The black-footed ferret, which preys exclusively on prairie dogs, was thought perhaps to be extinct 25 years ago when it was rediscovered living on a large ranch west of Meeteetse, Wyoming.

The result of this discovery has been a shaky recovery of the species. The article below tells the story.

Story in the Billings Gazette. By Ruffin Prevost. 

About The Author

Ralph Maughan

Dr. Ralph Maughan is professor emeritus of political science at Idaho State University. He was a Western Watersheds Project Board Member off and on for many years, and was also its President for several years. For a long time he produced Ralph Maughan's Wolf Report. He was a founder of the Greater Yellowstone Coalition. He and Jackie Johnson Maughan wrote three editions of "Hiking Idaho." He also wrote "Beyond the Tetons" and "Backpacking Wyoming's Teton and Washakie Wilderness." He created and is the administrator of The Wildlife News.
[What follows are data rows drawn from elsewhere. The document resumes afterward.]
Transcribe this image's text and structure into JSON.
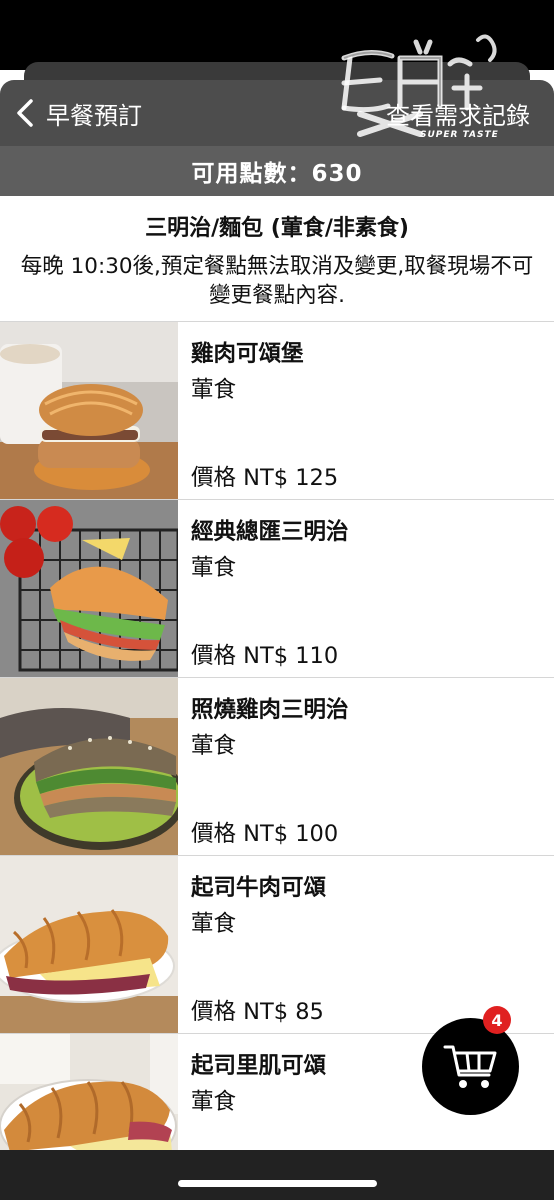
{
  "header": {
    "back_label": "早餐預訂",
    "history_label": "查看需求記錄"
  },
  "watermark": {
    "text": "SUPER TASTE"
  },
  "points": {
    "text": "可用點數：630"
  },
  "category": {
    "title": "三明治/麵包 (葷食/非素食)",
    "note": "每晚 10:30後,預定餐點無法取消及變更,取餐現場不可變更餐點內容."
  },
  "items": [
    {
      "name": "雞肉可頌堡",
      "type": "葷食",
      "price": "價格 NT$ 125",
      "image": "chicken-croissant-burger"
    },
    {
      "name": "經典總匯三明治",
      "type": "葷食",
      "price": "價格 NT$ 110",
      "image": "club-sandwich"
    },
    {
      "name": "照燒雞肉三明治",
      "type": "葷食",
      "price": "價格 NT$ 100",
      "image": "teriyaki-chicken-sandwich"
    },
    {
      "name": "起司牛肉可頌",
      "type": "葷食",
      "price": "價格 NT$ 85",
      "image": "cheese-beef-croissant"
    },
    {
      "name": "起司里肌可頌",
      "type": "葷食",
      "price": "",
      "image": "cheese-pork-croissant"
    }
  ],
  "cart": {
    "badge_count": "4",
    "icon": "cart-icon"
  },
  "colors": {
    "header_bg": "#4d4d4d",
    "points_bg": "#5e5e5e",
    "badge": "#e02020",
    "cart_bg": "#000000"
  }
}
6 Responses to 2-decade effort has kept the black-footed ferret alive

  1. Just an addition to this story, I recently read that they were going to allow hunters to hunt prarie dogs again in the areas where the black-footed ferret lives. Why would the government allow the killing of it’s main food sourse, while at the same time, trying to “protect” them?
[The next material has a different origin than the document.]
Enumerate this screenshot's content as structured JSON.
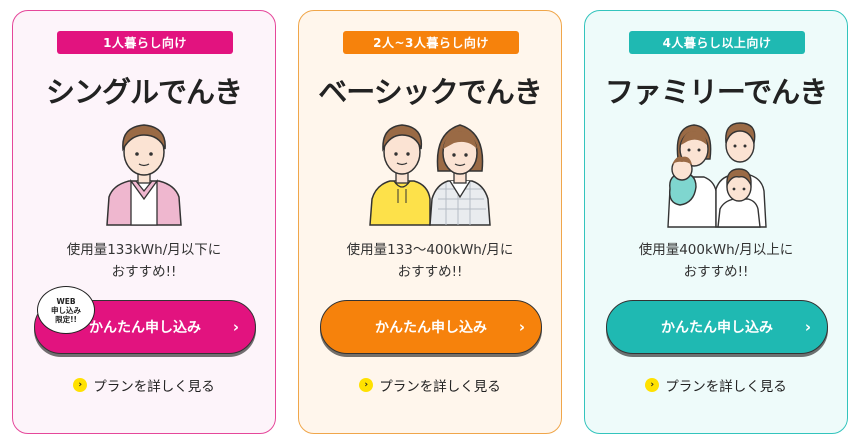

  2. Bob caesar says:

    Why? Because they are NUTS! It would never occur to the hunter section of Wyoming Fish & Game that they’d be doing anything wrong. Their job, as described by one of them here in Jackson last year, “is to provide hunting opportunities.” Now, THAT came from a supposed Wyoming G&F “biologist”.

    I always want to ask them, “How much are you gonna charge for the license to kill the last moose in Wyoming? They’d best be thinking about that because the day isn’t THAT far off. Actually, I think we may have run over & killed by vehicle more moose than by the bullet this year…

  3. Alan says:

    “Hunters” in many states apparently have this same understanding about their wildlife agencies. In Pennsylvania, the troglodyte no-fair-chase crowd would just as soon see the state Game Commission do nothing but grow deer (and lots of them) as well as a few other huntable species (wild turkey, some elk, black bear, etc.). Absurd? You bet. But fair-chase hunters with a strong conservation and land ethic typically make much less of a racket when the appointed Board of Game Commissioners sits down to set bag limits and such. I hope this changes, and quickly.

  4. The state “Wildlife Commission” or “Game and Fish Commission,” or whatever it is called, is a great problem in most states because it only represents a subset of hunters and anglers. Those who hunt and fish in other ways, and the growing number who appreciate wildlife non-consumptively, have no representation.

  5. mike says:

    As some of you may already know, one of the root problems with the “wildlife” or “game and fish” departments in most states is that they are very deliberately structured to get no general tax support. Their primary income is from hunting and fishing license fees with only an occasional grant or fed cost sharing program to help and only on an unpredictable and unreliable basis. So, it isn’t any wonder that they are skewed toward killing rather than conserving wildlife. Activists in many states have worked hard to cure this conflict of interest by steering license fees to the general treasury and to substitute general tax revenues to run the departments; but, often, even those who bemoan the problem are not eager to see the department costs placed directly on their tax rolls. We get what we are willing to pay for… We have met the enemy and he is usually us…

  6. Chris says:

    Does anyone know if the Wyoming Fish and Game is actually authorizing a hunt as described in the first posting? I have only heard of Federal agencies on Federal land in South Dakota poisoning or otherwise killing prairie dogs within ferret recovery areas. This is done to placate ranchers by maintaining a buffer between the dog colonies and cattle. The ranchers claim the prairie dogs compete with the cattle
    for forage. I suspect it may be what in animals is referred to as displaced aggression. They can’t control the real problems (beef prices, weather) so they find a small thing they can beat up on and focus overdramitically on that.


December 2006


‎"At some point we must draw a line across the ground of our home and our being, drive a spear into the land and say to the bulldozers, earthmovers, government and corporations, “thus far and no further.” If we do not, we shall later feel, instead of pride, the regret of Thoreau, that good but overly-bookish man, who wrote, near the end of his life, “If I repent of anything it is likely to be my good behaviour."

~ Edward Abbey